with unwanted advertisements.

How did those advertisers get such pertinent information? Answer: the good fairy brought it to them while they were sleeping, in other words, they bought it from the source of the customized online information form.

Stafford continues her groundbreaking story with this piece of riveting information:

“John Sullivan, a management professor at San Francisco State University, says most interviews are as valuable as Ouija boards in measuring whether a person will be good on the job.

“Interviewers ask the wrong questions, and job candidates can lie, or simply not shine when on the job they’d do quite well, he (Sullivan) says—all the better for online assessments. Companies—especially those that hire thousands of workers and have high turnover—are turning to a range of computer-based filters to pare down candidates to a manageable number.”

I could not disagree more with what Sullivan has to say
as a management professor who is likely quoted as an expert.

It may well be that Sullivan himself does
not have the necessary skills and competence
to get anything out of a face-to-face interview with a potential hire
in his university department. That
would be his problem.

Stafford does end her story with this observation: “Many job hunters are frustrated with the digitized ‘depersonalization’ of the hiring process.” Amen.

Just when personnel types and those hiring should be asking
more questions of candidates in an increasingly complex world they are turning to forms for the answers. Good luck and God speed.

If potential candidates hope to represent my companies or me they had better be ready
to sit down, look me
in the eye, and sell themselves.

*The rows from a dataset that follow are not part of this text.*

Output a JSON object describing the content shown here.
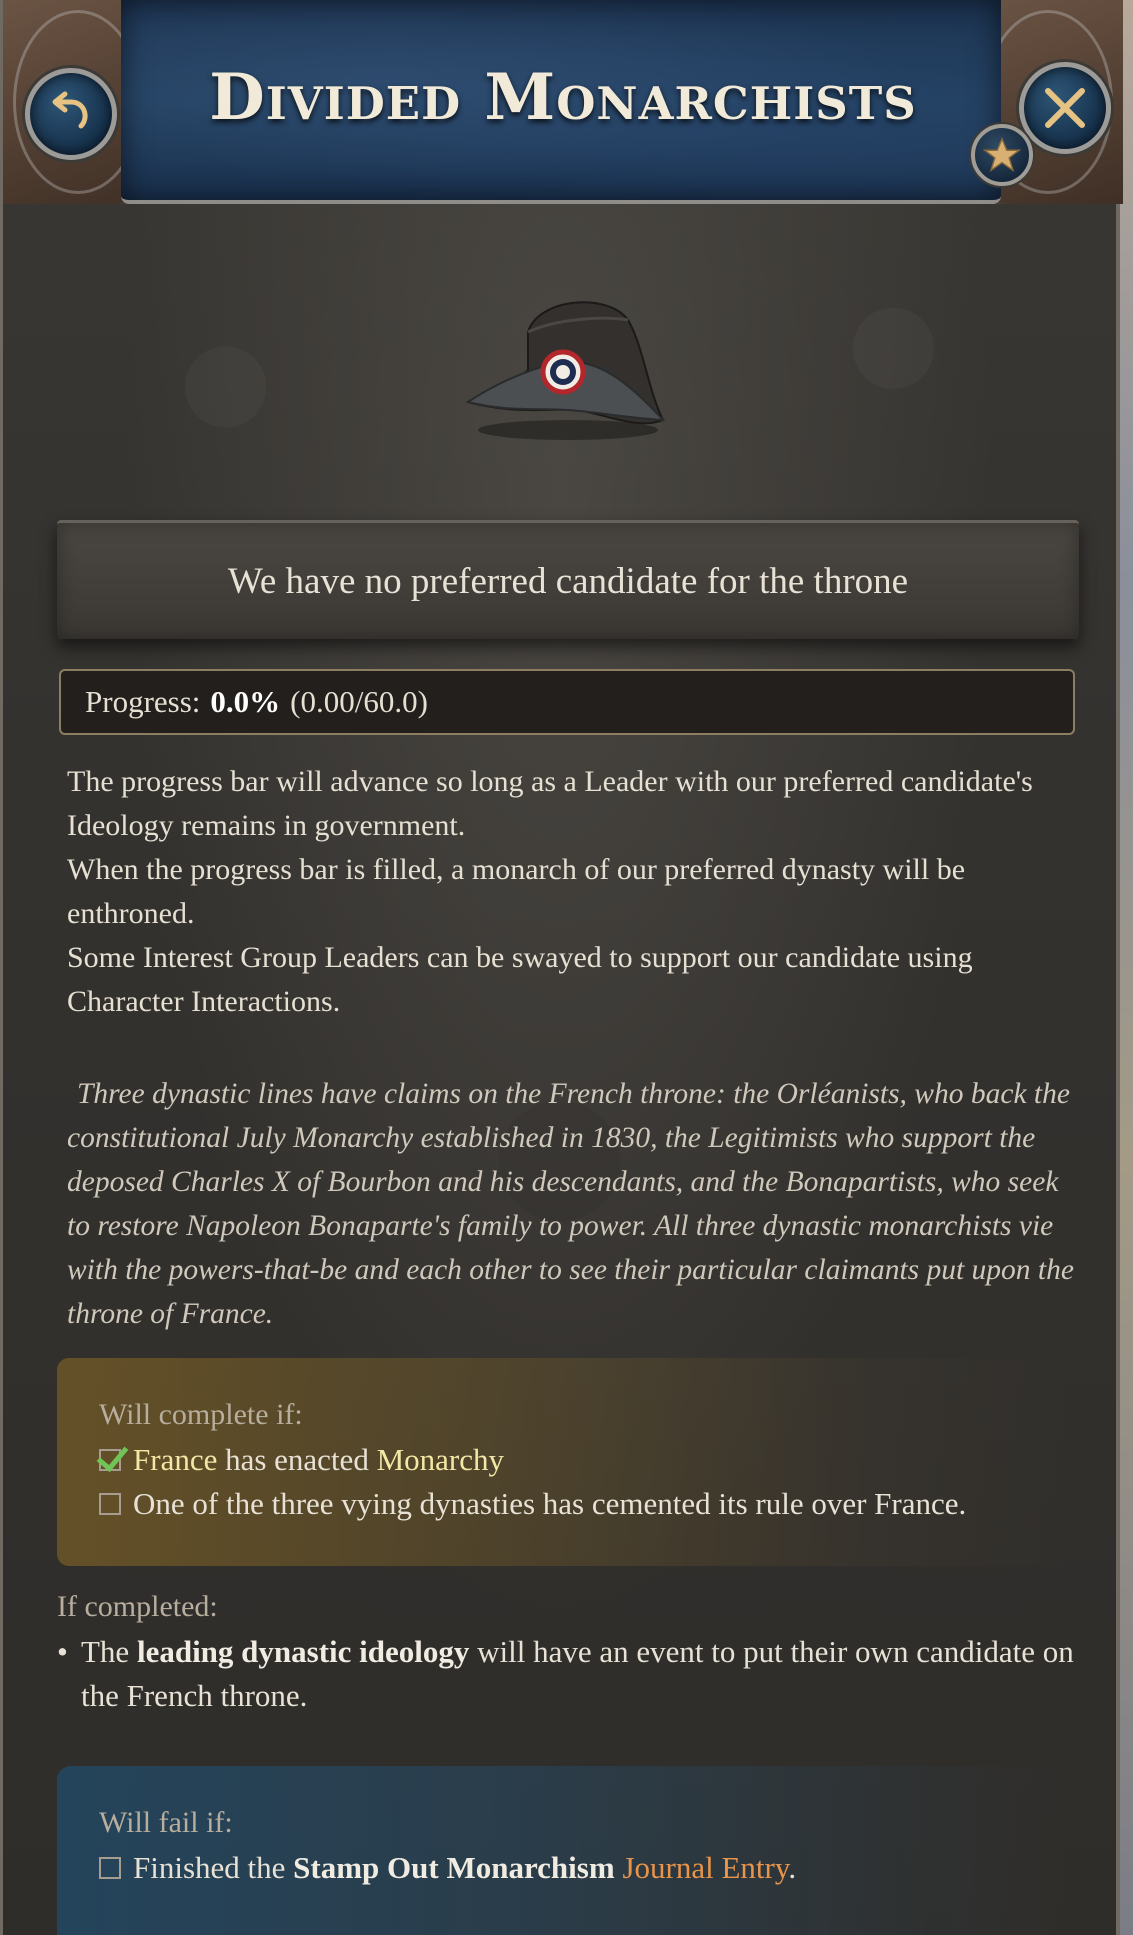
{
  "header": {
    "title": "Divided Monarchists"
  },
  "status": {
    "text": "We have no preferred candidate for the throne"
  },
  "progress": {
    "label": "Progress:",
    "percent_text": "0.0%",
    "ratio_text": "(0.00/60.0)",
    "fraction": 0.0
  },
  "description": {
    "line1": "The progress bar will advance so long as a Leader with our preferred candidate's Ideology remains in government.",
    "line2": "When the progress bar is filled, a monarch of our preferred dynasty will be enthroned.",
    "line3": "Some Interest Group Leaders can be swayed to support our candidate using Character Interactions."
  },
  "flavor_text": "Three dynastic lines have claims on the French throne: the Orléanists, who back the constitutional July Monarchy established in 1830, the Legitimists who support the deposed Charles X of Bourbon and his descendants, and the Bonapartists, who seek to restore Napoleon Bonaparte's family to power. All three dynastic monarchists vie with the powers-that-be and each other to see their particular claimants put upon the throne of France.",
  "will_complete": {
    "heading": "Will complete if:",
    "cond1": {
      "checked": true,
      "country": "France",
      "middle": "has enacted",
      "law": "Monarchy"
    },
    "cond2": {
      "checked": false,
      "text": "One of the three vying dynasties has cemented its rule over France."
    }
  },
  "if_completed": {
    "heading": "If completed:",
    "bullet_symbol": "•",
    "pre": "The",
    "bold": "leading dynastic ideology",
    "post": "will have an event to put their own candidate on the French throne."
  },
  "will_fail": {
    "heading": "Will fail if:",
    "cond1": {
      "checked": false,
      "pre": "Finished the",
      "bold": "Stamp Out Monarchism",
      "link": "Journal Entry",
      "post": "."
    }
  },
  "colors": {
    "accent_yellow": "#f3e7a6",
    "accent_orange": "#e8944a",
    "check_green": "#6fc455",
    "header_blue": "#1d3452"
  },
  "icons": {
    "back": "undo-arrow-icon",
    "close": "close-x-icon",
    "star": "star-icon",
    "illustration": "bicorne-hat-with-cockade"
  }
}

In most cases I am old enough to be their father. In many cases I am old enough to be their grandfather. My children call me a fossil, but I still read people so well one-on-one that I would not trust an online form to separate the wheat from the chaff.